“This film is from the collections of The Museum of Modern Art” is the kind of message you expect to see before a 1929 French Surrealist short or a rediscovered epic from the Golden Era of silent cinema. It is emphatically not a phrase I would associate with a sleazoid cult film about a homicidal mutant who lives in a wicker basket. (Okay, maybe that does sound like a 1929 French Surrealist short.) Made for the princely sum of $35,000 in and around the worst parts of early-1980s Times Square, Basket Case tells the weirdly touching story of Duane Bradley, a seemingly naïve young Russel Mael lookalike who arrives at a squalid no-tell hotel with the aforementioned basket and a huge wad of cash, and his hideously deformed, formerly conjoined twin Belial, who lives in the basket when he isn’t creeping around murdering Manhattanites. Turns out the Bradley brothers are in town exact bloody vengeance on the doctors who separated them, but their plan spirals out of control when Duane finds love and a jealous Belial leans into his talent for mutilation. The resulting mayhem is excessive, disgusting, and in the poorest of taste. It is, in other words, sublime.

I know, intellectually, that I am privileged to work at MoMA. But the fact that my learned and esteemed colleagues labored to restore this depraved, utterly hilarious Downtown-NYC gem from the filmmaker’s original materials fills me with genuine admiration and pride.
—Jason Persse, Editorial Manager, Creative Team

Basket Case. 1982. Directed by Frank Henenlotter

Basket Case. 1982. Directed by Frank Henenlotter

The Changeling. 1980. Directed by Peter Medak

Looking for a film that will force you to put down your phone and grip your blanky tight this Halloween? Submit yourself to Peter Medak’s 1980 haunted house classic The Changeling. George C. Scott is brilliantly cast against type as a grieving composer, recently transplanted from New York City to Seattle, who makes the mistake of renting a long-vacant mansion from a local historical society. Watching the mighty Scott crumble as he faces an onslaught of haunted happenings is surprisingly powerful, and Medak skillfully juxtaposes his actor against the imposing Gothic home. The Changeling’s seance scene, a trope of many a horror film, is one of the scariest of its kind. You won’t want to watch this one alone!
—Sean Egan, Senior Producer, Film Exhibitions and Projects

The Black Beyond Trilogy. 1982–90. Directed by S. Torriano Berry

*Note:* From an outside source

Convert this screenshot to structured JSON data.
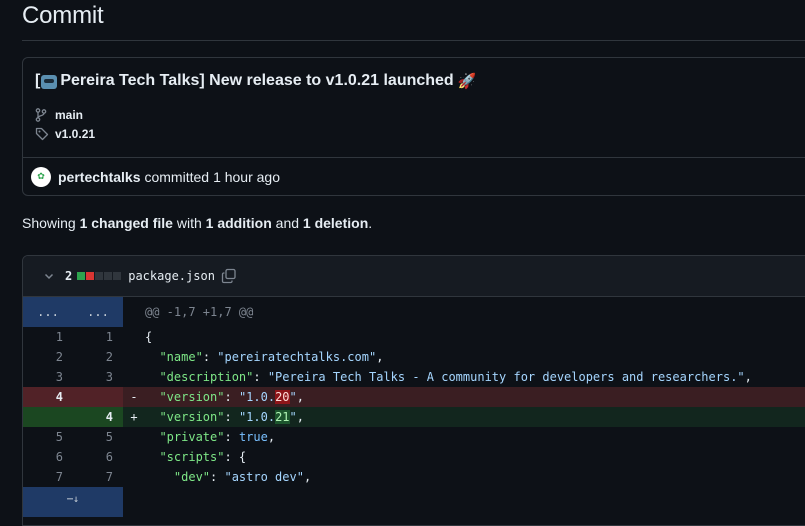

Maybe thanks to Bloody Disgusting’s V/H/S anthology series, or to the 15-plus years spent in the shadow of Paranormal Activity, shot-on-video (or “SOV”) horror is having a renaissance. My favorite SOV deep cut is The Black Beyond, a visionary trilogy of short films (Deathly Realities, The Coming of the Saturnites, and Money’ll Eat You Up!) by S. Torriano Berry, a now-retired professor of film at Howard University. Made between 1982 and 1990, The Black Beyond positions itself as an African American Twilight Zone, borrowing heavily (and happily) from the genres of the slasher thriller, the 1950s alien-invasion drama, and the politically charged zombie parable. The Black Beyond is unafraid of camp, the opposite of the contemporary moment’s humorless torture-thrillers; what makes it perfect for spooky season is its irrepressible DIY spirit, which sees Berry rigging up surprisingly effective jump-scares on a nonexistent budget. His follow-up feature was the bigger-budget Embalmer, a Candyman callback set in the Black suburbs of Washington, DC. Blessedly, both films are finally getting a blu-ray release in 2023 thanks to the fine folks at Bleeding Skull and the American Genre Film Archive. For now, The Black Beyond is free to watch on Berry’s YouTube channel.
—Steve Macfarlane, Department Assistant, Department of Film